When Tennessee Tech blocked Oregon's field goal in the second quarter of Saturday's game, the response from Duck fans was a collective sigh, as it signaled more trouble in the field goal game, the only aspect of football where Oregon has been consistently poor over the last season plus. Most field goal blocks come from the interior of the line--either a big lineman is able to get his hand up, or gap is opened up for a rusher to shoot and attempt to block the field goal. This is especially the case on extra points or field goals from the middle of the field. From the hashmark, there is another option, where you have quick rushers off the end try to swarm in and try to block the kick from the outside. This is what happened on this play, but it was still very unorthodox. Here was the formation:


A field goal block off the edge almost always comes from the wide side, that is, the side from inside the hash. Its done that way because of the angle of the kick--the kicker is kicking the ball through the uprights. Unless you completely blow up the kick of the foot, you have to come in from the wide side to hope to get a hand on it. Because of this, its commonplace (and often automatic) for teams to run an imbalanced line on field goals from the hash, and you see Oregon doing so here, as they have moved the left tackle to the right side of the line to add extra protection and increase the distance that a would-be blocker must travel to block the kick. To get a block from the other side is so unlikely, teams for the most part don't even worry about it. Obviously, everything developed just right, and the improbable happened here.
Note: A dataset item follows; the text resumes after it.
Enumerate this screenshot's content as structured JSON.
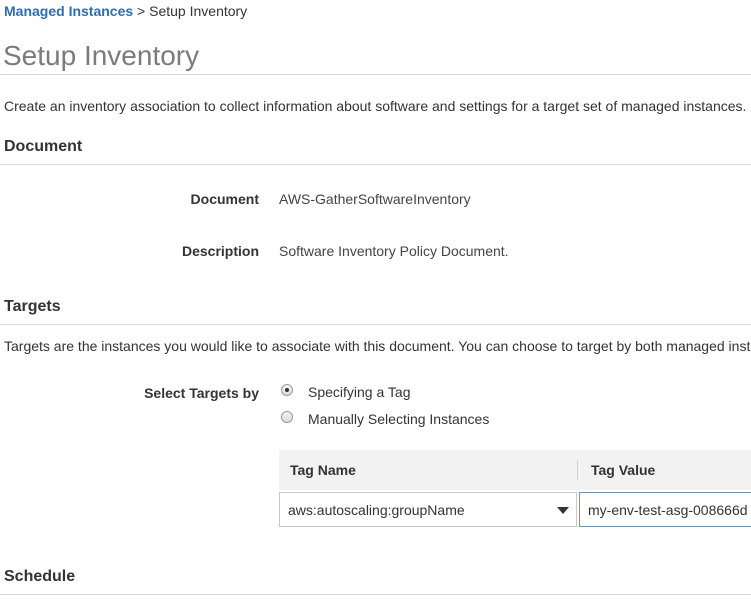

The tight end and the left guard block toward the interior, leaving a bad 3 on 1 matchup on Oregon's wing. The line should have recognized this, but instead, we're left with 3-1 on the outside and no blocking assignment for the snapper. Even still, given the improbability of a block from the short side, the important thing is for the wing to hold his right foot in place, making the gap between him and the tight end as small as possible, and just impede the next rusher over long enough for Beard to get the kick off. It's practically impossible for the outermost rusher to get the ball.
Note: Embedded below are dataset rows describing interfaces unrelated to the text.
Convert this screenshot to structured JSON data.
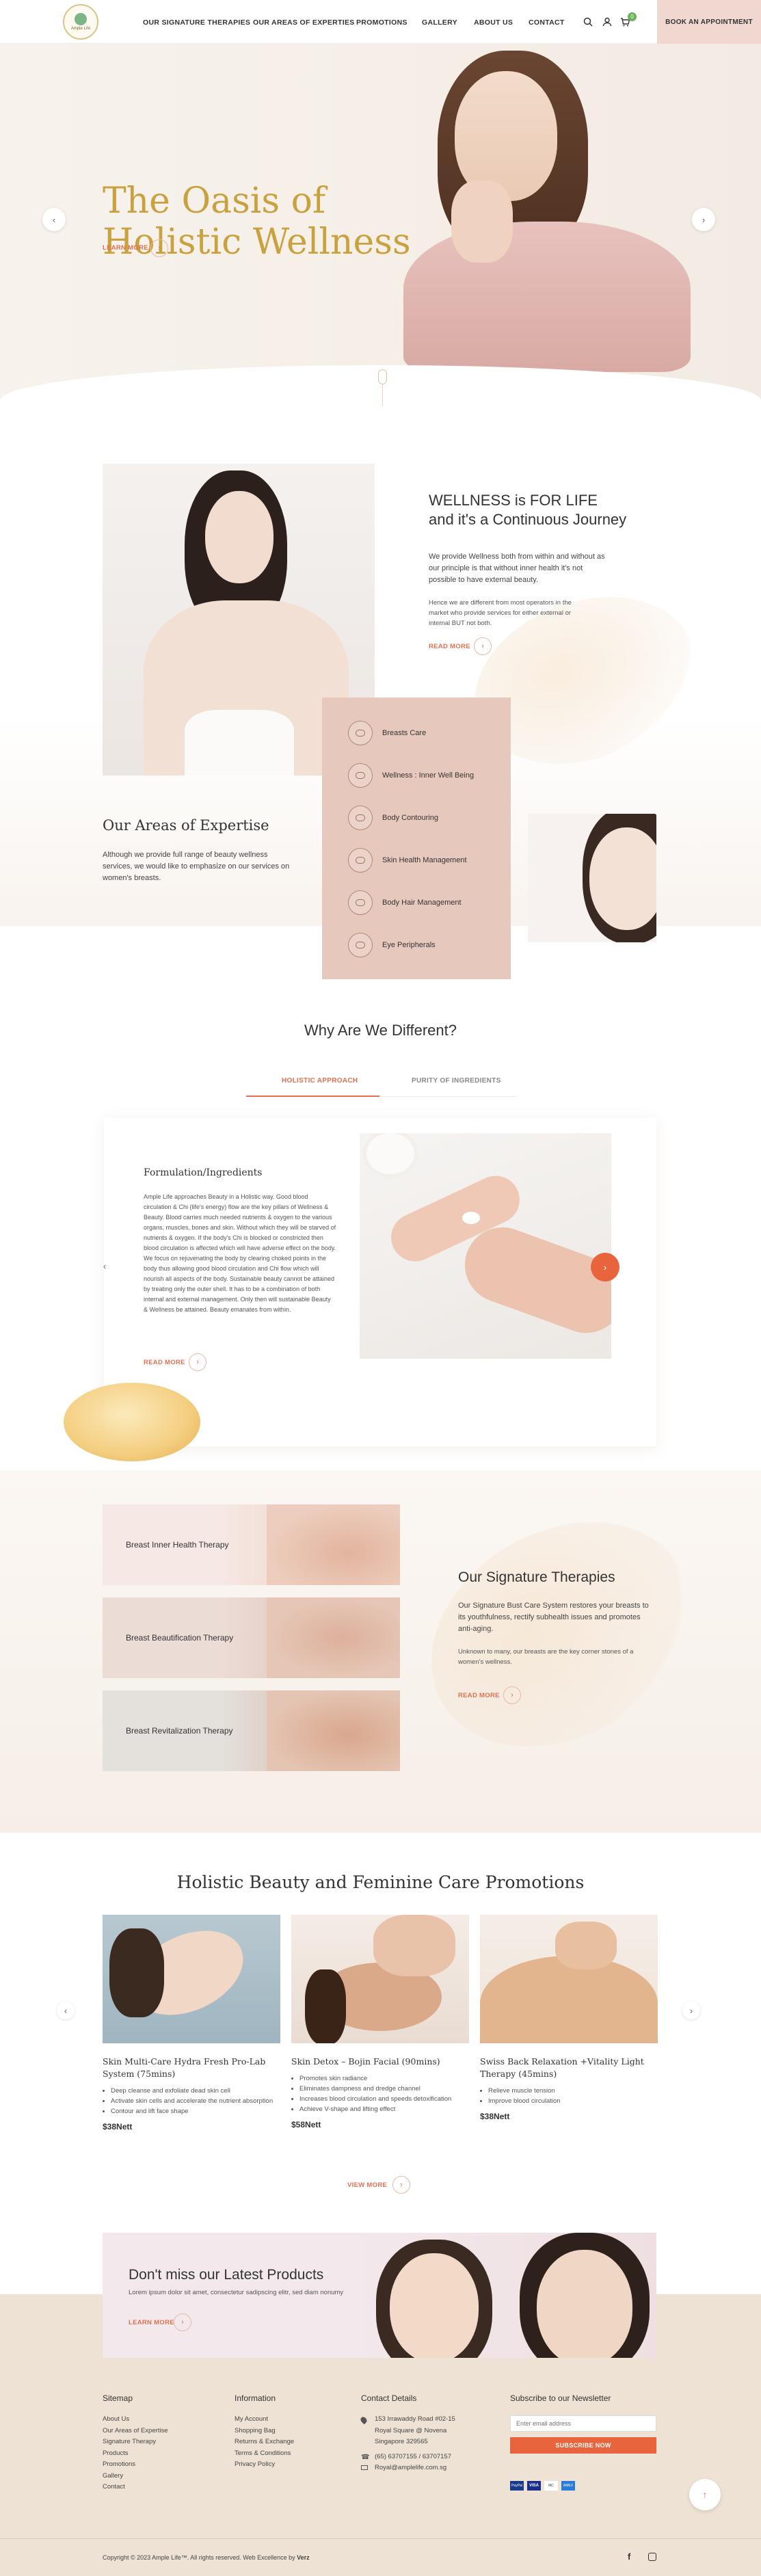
{
  "header": {
    "logo_text": "Ample Life",
    "nav": [
      "OUR SIGNATURE THERAPIES",
      "OUR AREAS OF EXPERTIES",
      "PROMOTIONS",
      "GALLERY",
      "ABOUT US",
      "CONTACT"
    ],
    "cart_count": "0",
    "appointment_label": "BOOK AN APPOINTMENT"
  },
  "hero": {
    "title_line1": "The Oasis of",
    "title_line2": "Holistic Wellness",
    "learn_more": "LEARN MORE",
    "prev": "‹",
    "next": "›"
  },
  "wellness": {
    "title_line1": "WELLNESS is FOR LIFE",
    "title_line2": "and it's a Continuous Journey",
    "para1": "We provide Wellness both from within and without as our principle is that without inner health it's not possible to have external beauty.",
    "para2": "Hence we are different from most operators in the market who provide services for either external or internal BUT not both.",
    "read_more": "READ MORE"
  },
  "expertise": {
    "title": "Our Areas of Expertise",
    "text": "Although we provide full range of beauty wellness services, we would like to emphasize on our services on women's breasts.",
    "items": [
      "Breasts Care",
      "Wellness : Inner Well Being",
      "Body Contouring",
      "Skin Health Management",
      "Body Hair Management",
      "Eye Peripherals"
    ]
  },
  "why": {
    "title": "Why Are We Different?",
    "tabs": [
      "HOLISTIC APPROACH",
      "PURITY OF INGREDIENTS"
    ],
    "card_title": "Formulation/Ingredients",
    "card_text": "Ample Life approaches Beauty in a Holistic way. Good blood circulation & Chi (life's energy) flow are the key pillars of Wellness & Beauty. Blood carries much needed nutrients & oxygen to the various organs, muscles, bones and skin. Without which they will be starved of nutrients & oxygen. If the body's Chi is blocked or constricted then blood circulation is affected which will have adverse effect on the body. We focus on rejuvenating the body by clearing choked points in the body thus allowing good blood circulation and Chi flow which will nourish all aspects of the body. Sustainable beauty cannot be attained by treating only the outer shell. It has to be a combination of both internal and external management. Only then will sustainable Beauty & Wellness be attained. Beauty emanates from within.",
    "read_more": "READ MORE"
  },
  "signature": {
    "rows": [
      "Breast Inner Health Therapy",
      "Breast Beautification Therapy",
      "Breast Revitalization Therapy"
    ],
    "title": "Our Signature Therapies",
    "para1": "Our Signature Bust Care System restores your breasts to its youthfulness, rectify subhealth issues and promotes anti-aging.",
    "para2": "Unknown to many, our breasts are the key corner stones of a women's wellness.",
    "read_more": "READ MORE"
  },
  "promotions": {
    "title": "Holistic Beauty and Feminine Care Promotions",
    "cards": [
      {
        "name": "Skin Multi-Care Hydra Fresh Pro-Lab System (75mins)",
        "points": [
          "Deep cleanse and exfoliate dead skin cell",
          "Activate skin cells and accelerate the nutrient absorption",
          "Contour and lift face shape"
        ],
        "price": "$38Nett"
      },
      {
        "name": "Skin Detox – Bojin Facial (90mins)",
        "points": [
          "Promotes skin radiance",
          "Eliminates dampness and dredge channel",
          "Increases blood circulation and speeds detoxification",
          "Achieve V-shape and lifting effect"
        ],
        "price": "$58Nett"
      },
      {
        "name": "Swiss Back Relaxation +Vitality Light Therapy (45mins)",
        "points": [
          "Relieve muscle tension",
          "Improve blood circulation"
        ],
        "price": "$38Nett"
      }
    ],
    "view_more": "VIEW MORE"
  },
  "banner": {
    "title": "Don't miss our Latest Products",
    "text": "Lorem ipsum dolor sit amet, consectetur sadipscing elitr, sed diam nonumy",
    "learn_more": "LEARN MORE"
  },
  "footer": {
    "sitemap_title": "Sitemap",
    "sitemap": [
      "About Us",
      "Our Areas of Expertise",
      "Signature Therapy",
      "Products",
      "Promotions",
      "Gallery",
      "Contact"
    ],
    "info_title": "Information",
    "info": [
      "My Account",
      "Shopping Bag",
      "Returns & Exchange",
      "Terms & Conditions",
      "Privacy Policy"
    ],
    "contact_title": "Contact Details",
    "address": [
      "153 Irrawaddy Road #02-15",
      "Royal Square @ Novena",
      "Singapore 329565"
    ],
    "phone": "(65) 63707155 / 63707157",
    "email": "Royal@amplelife.com.sg",
    "newsletter_title": "Subscribe to our Newsletter",
    "email_placeholder": "Enter email address",
    "subscribe": "SUBSCRIBE NOW",
    "payments": [
      "PayPal",
      "VISA",
      "MC",
      "AMEX"
    ],
    "copyright": "Copyright © 2023 Ample Life™. All rights reserved. Web Excellence by",
    "agency": "Verz"
  },
  "colors": {
    "accent": "#e07050",
    "gold": "#c9a23f",
    "card": "#e7c8bd",
    "footer": "#ede2d4"
  }
}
Even with that bad matchup for Oregon, the play only works for Tennessee Tech because the rusher is able to shoot the gap so cleanly. The two lineman on that side of the ball were already successfully sealed off, but the tight end went the extra distance to get a body on the defensive end, opening up the gap.


As you can see here, despite the unimpeded progress, the outermost rusher indeed is not able to get to the kicker. Its that innermost rusher who gets the football because he gets such a great jump through the gap. Its the only way he has time to get to that kick on short side. Great and fortunate play by Tennessee Tech on a play that you very rarely see, and something that will make for interesting film study for the Ducks' special teams unit.